Am I going to buy more bottles of Hangin’ Snakes? It might be interesting from a scientific point of view, but I am going to save my liver for better stuff. And if my opinion still counts for anything at all at the end of this article, I would recommend that you take your money elsewhere too.
I am fascinated by any scientific study in the field of wine tasting. So often the results challenge conventional thinking in the wine world and provide much food for thought. Here I shall describe just one piece of research that I think deserves greater recognition. It is published in The Wine Trials book, and an academic paper that you can download for free. Do take a look at the paper, but I am not sure I would advise buying the book. I have the 2008 edition, and most of it is devoted to “100 wine recommendations under $15”. I enjoyed some of the commentary in the earlier chapters, but I’m a sucker for that sort of thing and even I am not convinced it justifies the purchase price.
The study involved 17 blind tasting events in the USA, held in 2006 and 2007. There were 506 participants, and 523 wines. In total 6,175 samples were tasted and rated. For analysis purposes the participants were classified as expert or non-expert tasters. Experts were defined as those having had some formal wine training.
The main result is that while the experts’ ratings correlated with price, the non-experts actually preferred cheaper wines.

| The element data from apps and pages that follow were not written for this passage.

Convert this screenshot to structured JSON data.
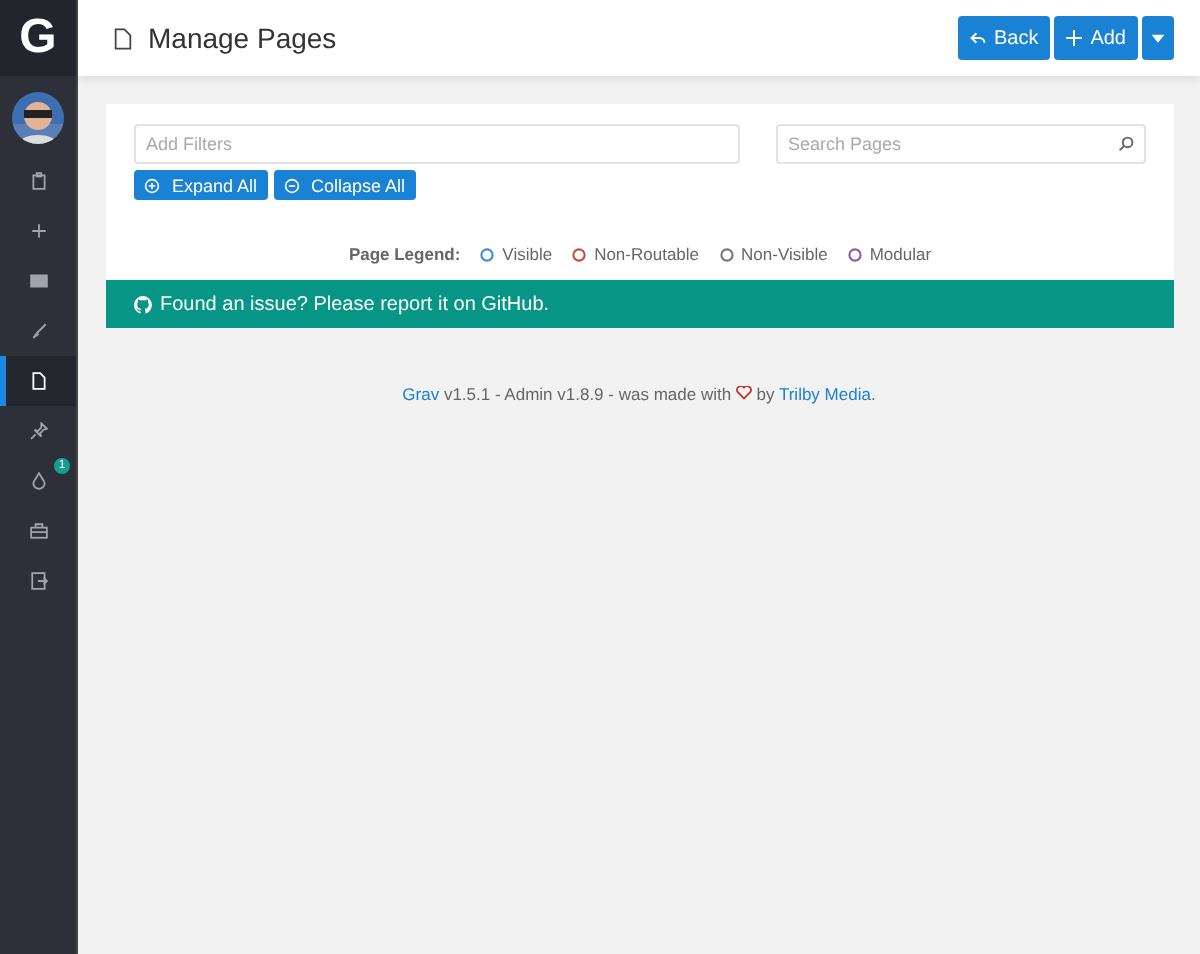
{
  "sidebar": {
    "logo": "G",
    "items": [
      {
        "selected": false
      },
      {
        "selected": false
      },
      {
        "selected": false
      },
      {
        "selected": false
      },
      {
        "selected": true
      },
      {
        "selected": false
      },
      {
        "selected": false,
        "badge": "1"
      },
      {
        "selected": false
      },
      {
        "selected": false
      }
    ]
  },
  "header": {
    "title": "Manage Pages",
    "buttons": [
      {
        "kind": "back",
        "label": "Back"
      },
      {
        "kind": "add",
        "label": "Add"
      },
      {
        "kind": "dropdown"
      }
    ]
  },
  "filters": {
    "placeholder": "Add Filters"
  },
  "search": {
    "placeholder": "Search Pages"
  },
  "actions": [
    {
      "kind": "expand",
      "label": "Expand All"
    },
    {
      "kind": "collapse",
      "label": "Collapse All"
    }
  ],
  "legend": {
    "title": "Page Legend:",
    "items": [
      {
        "label": "Visible",
        "color": "#3a8fd0"
      },
      {
        "label": "Non-Routable",
        "color": "#c0513f"
      },
      {
        "label": "Non-Visible",
        "color": "#777777"
      },
      {
        "label": "Modular",
        "color": "#8e55b5"
      }
    ]
  },
  "notice": "Found an issue? Please report it on GitHub.",
  "footer": [
    {
      "kind": "link",
      "text": "Grav"
    },
    {
      "kind": "text",
      "text": " v1.5.1 - Admin v1.8.9 - was made with "
    },
    {
      "kind": "heart"
    },
    {
      "kind": "text",
      "text": " by "
    },
    {
      "kind": "link",
      "text": "Trilby Media"
    },
    {
      "kind": "text",
      "text": "."
    }
  ]
}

To give a feel for the magnitude of the effect, the authors give an example of the predictions of one of the models they fitted to the data. Using the 100 point scale, if there were 2 wines, one costing 10 times as much as the other, experts would rate the expensive bottle seven points higher than the cheaper one, but non-experts would rate it 4 points lower. The book contains a paragraph of specific results, which I think are useful to put this into perspective: “On the whole, tasters preferred a nine-dollar Beringer Founders’ Estate Cabernet Sauvignon to a £120 wine from the same grape and the same producer: Beringer Private Reserve Cabernet Sauvignon. They preferred a six-dollar Vinho Verde from Portugal to a £40 Cakebread Chardonnay and a £50 Chassagne-Montrachet 1er Cru from Louis Latour. And when we concealed the labels and prices of 27 sparkling wines and asked people to rate them, the Dom Pérignon finished 17th – behind 14 sparkling wines that cost less than $15, eight of which cost less than $10.”

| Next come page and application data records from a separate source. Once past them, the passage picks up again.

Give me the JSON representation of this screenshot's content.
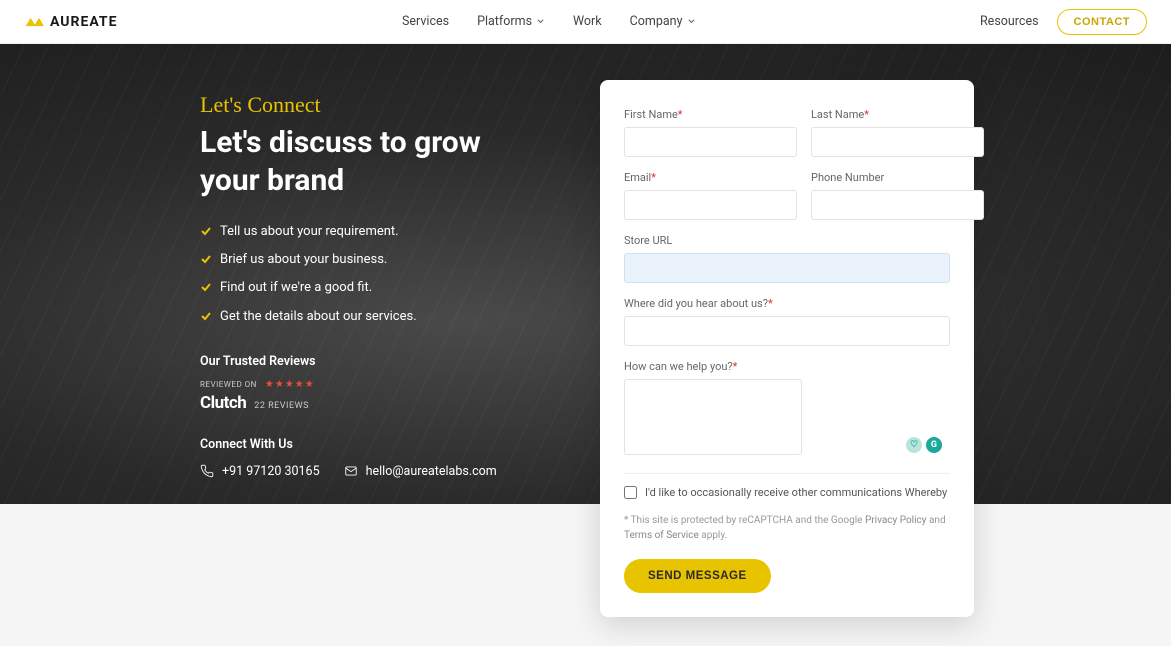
{
  "header": {
    "brand": "AUREATE",
    "nav": {
      "services": "Services",
      "platforms": "Platforms",
      "work": "Work",
      "company": "Company"
    },
    "resources": "Resources",
    "contact_button": "CONTACT"
  },
  "hero": {
    "kicker": "Let's Connect",
    "headline": "Let's discuss to grow your brand",
    "checklist": [
      "Tell us about your requirement.",
      "Brief us about your business.",
      "Find out if we're a good fit.",
      "Get the details about our services."
    ],
    "reviews_label": "Our Trusted Reviews",
    "clutch": {
      "reviewed_on": "REVIEWED ON",
      "brand": "Clutch",
      "count": "22 REVIEWS"
    },
    "connect_label": "Connect With Us",
    "phone": "+91 97120 30165",
    "email": "hello@aureatelabs.com"
  },
  "form": {
    "first_name_label": "First Name",
    "last_name_label": "Last Name",
    "email_label": "Email",
    "phone_label": "Phone Number",
    "store_url_label": "Store URL",
    "hear_label": "Where did you hear about us?",
    "help_label": "How can we help you?",
    "checkbox_label": "I'd like to occasionally receive other communications Whereby",
    "legal_prefix": "* This site is protected by reCAPTCHA and the Google ",
    "legal_privacy": "Privacy Policy",
    "legal_and": " and ",
    "legal_terms": "Terms of Service",
    "legal_suffix": " apply.",
    "send_button": "SEND MESSAGE"
  }
}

There is one very practical lesson to be drawn from this study: if you consider yourself a non-expert you would probably do best ignoring recommendations from experts!
But what is really going on here? There is probably no single explanation. A few possibilities spring to mind, but I think the main reason is that the wine trade, from producers to critics, is too inward-looking. The trade decides amongst themselves what defines a good wine, prices wines accordingly, and then seeks to educate neophytes in the mysteries of the art. Meanwhile, everyone else feels too intimidated by the whole thing to question the clothes of the emperor. It seems to me that the negative correlation between ratings and prices indicates that the wine market is organised very strangely.
Does it matter? Well, yes, it has some very important consequences if sellers of wine are hoping that their punters are readily going to part with more money to get a more enjoyable product. From my reading of the situation it seems that most drinkers are only likely to trade up if they get so interested in wine that they attend a wine course, or if they decide they need to impress by serving a wine with a prestigious label.
Perhaps that is just the way of the world, but I would be really interested in exploring what non-experts tend to enjoy as a group. Do they really just prefer sugary pap to Proper Wines? Or is there a new wine aesthetic waiting to be discovered? Something that future wine makers could aim for with the resources that potential higher prices will yield?